- **The problem**
Produce a word-for-word copy of the line that contains "Enumerate this screenshot's" and each line after it through the end of the material, omitting pictures and all other lines.

- **Data for the task**
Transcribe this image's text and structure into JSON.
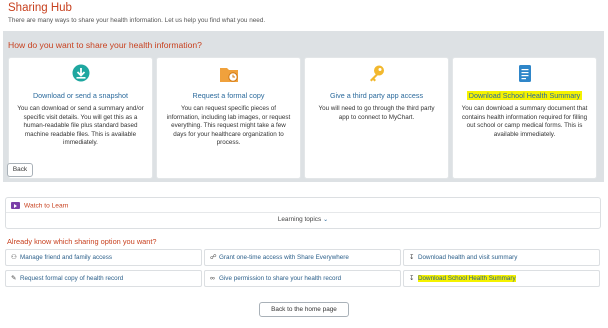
{
  "header": {
    "title": "Sharing Hub",
    "subtitle": "There are many ways to share your health information. Let us help you find what you need."
  },
  "panel": {
    "question": "How do you want to share your health information?",
    "cards": [
      {
        "title": "Download or send a snapshot",
        "icon": "download-icon",
        "description": "You can download or send a summary and/or specific visit details. You will get this as a human-readable file plus standard based machine readable files. This is available immediately."
      },
      {
        "title": "Request a formal copy",
        "icon": "folder-clock-icon",
        "description": "You can request specific pieces of information, including lab images, or request everything. This request might take a few days for your healthcare organization to process."
      },
      {
        "title": "Give a third party app access",
        "icon": "key-icon",
        "description": "You will need to go through the third party app to connect to MyChart."
      },
      {
        "title": "Download School Health Summary",
        "icon": "document-icon",
        "description": "You can download a summary document that contains health information required for filling out school or camp medical forms. This is available immediately."
      }
    ],
    "back_label": "Back"
  },
  "learn": {
    "watch_label": "Watch to Learn",
    "topics_label": "Learning topics"
  },
  "already": {
    "heading": "Already know which sharing option you want?",
    "options": [
      {
        "label": "Manage friend and family access",
        "icon": "people-icon"
      },
      {
        "label": "Grant one-time access with Share Everywhere",
        "icon": "share-icon"
      },
      {
        "label": "Download health and visit summary",
        "icon": "download-icon"
      },
      {
        "label": "Request formal copy of health record",
        "icon": "request-icon"
      },
      {
        "label": "Give permission to share your health record",
        "icon": "link-icon"
      },
      {
        "label": "Download School Health Summary",
        "icon": "download-icon"
      }
    ]
  },
  "home_label": "Back to the home page",
  "colors": {
    "accent": "#c8411f",
    "link": "#2b6a9c",
    "highlight": "#f5f200",
    "panel_bg": "#dde1e4"
  }
}
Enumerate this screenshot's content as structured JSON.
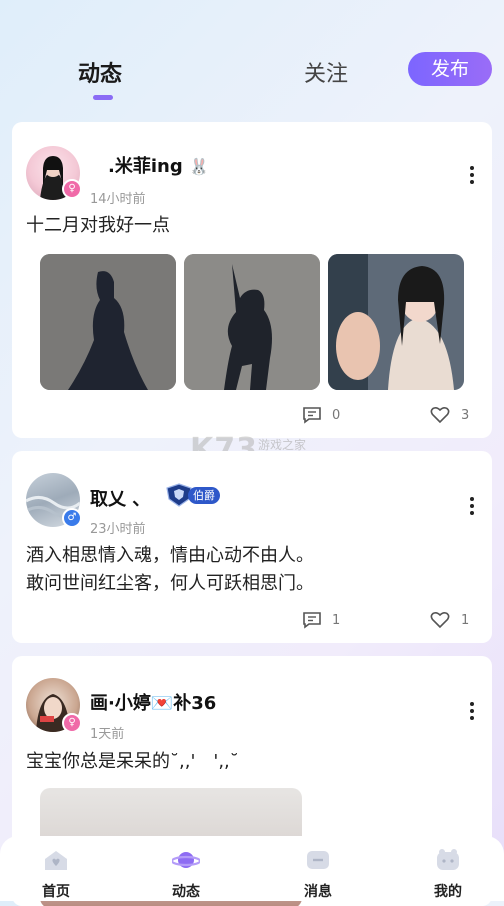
{
  "header": {
    "tab_active": "动态",
    "tab_follow": "关注",
    "publish": "发布"
  },
  "posts": [
    {
      "username": " .米菲ing",
      "user_badge_emoji": "🐰",
      "gender": "female",
      "time": "14小时前",
      "text": "十二月对我好一点",
      "images": [
        "silhouette-girl-1",
        "silhouette-girl-2",
        "selfie-girl"
      ],
      "comments": "0",
      "likes": "3"
    },
    {
      "username": "取乂 、",
      "rank_badge": "伯爵",
      "gender": "male",
      "time": "23小时前",
      "text_line1": "酒入相思情入魂，情由心动不由人。",
      "text_line2": "敢问世间红尘客，何人可跃相思门。",
      "comments": "1",
      "likes": "1"
    },
    {
      "username": "画·小婷💌补36",
      "gender": "female",
      "time": "1天前",
      "text": " 宝宝你总是呆呆的˘,,' ',,˘"
    }
  ],
  "watermark": {
    "text": "K73",
    "sub": "游戏之家"
  },
  "nav": [
    {
      "label": "首页",
      "icon": "home-icon"
    },
    {
      "label": "动态",
      "icon": "planet-icon"
    },
    {
      "label": "消息",
      "icon": "message-icon"
    },
    {
      "label": "我的",
      "icon": "profile-icon"
    }
  ],
  "colors": {
    "accent": "#8a6cf5",
    "female": "#f06aa8",
    "male": "#3a7bea"
  }
}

- **Answer to the exercise**
Enumerate this screenshot's content as structured JSON.
{
  "header": {
    "tab_active": "动态",
    "tab_follow": "关注",
    "publish": "发布"
  },
  "posts": [
    {
      "username": " .米菲ing",
      "user_badge_emoji": "🐰",
      "gender": "female",
      "time": "14小时前",
      "text": "十二月对我好一点",
      "images": [
        "silhouette-girl-1",
        "silhouette-girl-2",
        "selfie-girl"
      ],
      "comments": "0",
      "likes": "3"
    },
    {
      "username": "取乂 、",
      "rank_badge": "伯爵",
      "gender": "male",
      "time": "23小时前",
      "text_line1": "酒入相思情入魂，情由心动不由人。",
      "text_line2": "敢问世间红尘客，何人可跃相思门。",
      "comments": "1",
      "likes": "1"
    },
    {
      "username": "画·小婷💌补36",
      "gender": "female",
      "time": "1天前",
      "text": " 宝宝你总是呆呆的˘,,' ',,˘"
    }
  ],
  "watermark": {
    "text": "K73",
    "sub": "游戏之家"
  },
  "nav": [
    {
      "label": "首页",
      "icon": "home-icon"
    },
    {
      "label": "动态",
      "icon": "planet-icon"
    },
    {
      "label": "消息",
      "icon": "message-icon"
    },
    {
      "label": "我的",
      "icon": "profile-icon"
    }
  ],
  "colors": {
    "accent": "#8a6cf5",
    "female": "#f06aa8",
    "male": "#3a7bea"
  }
}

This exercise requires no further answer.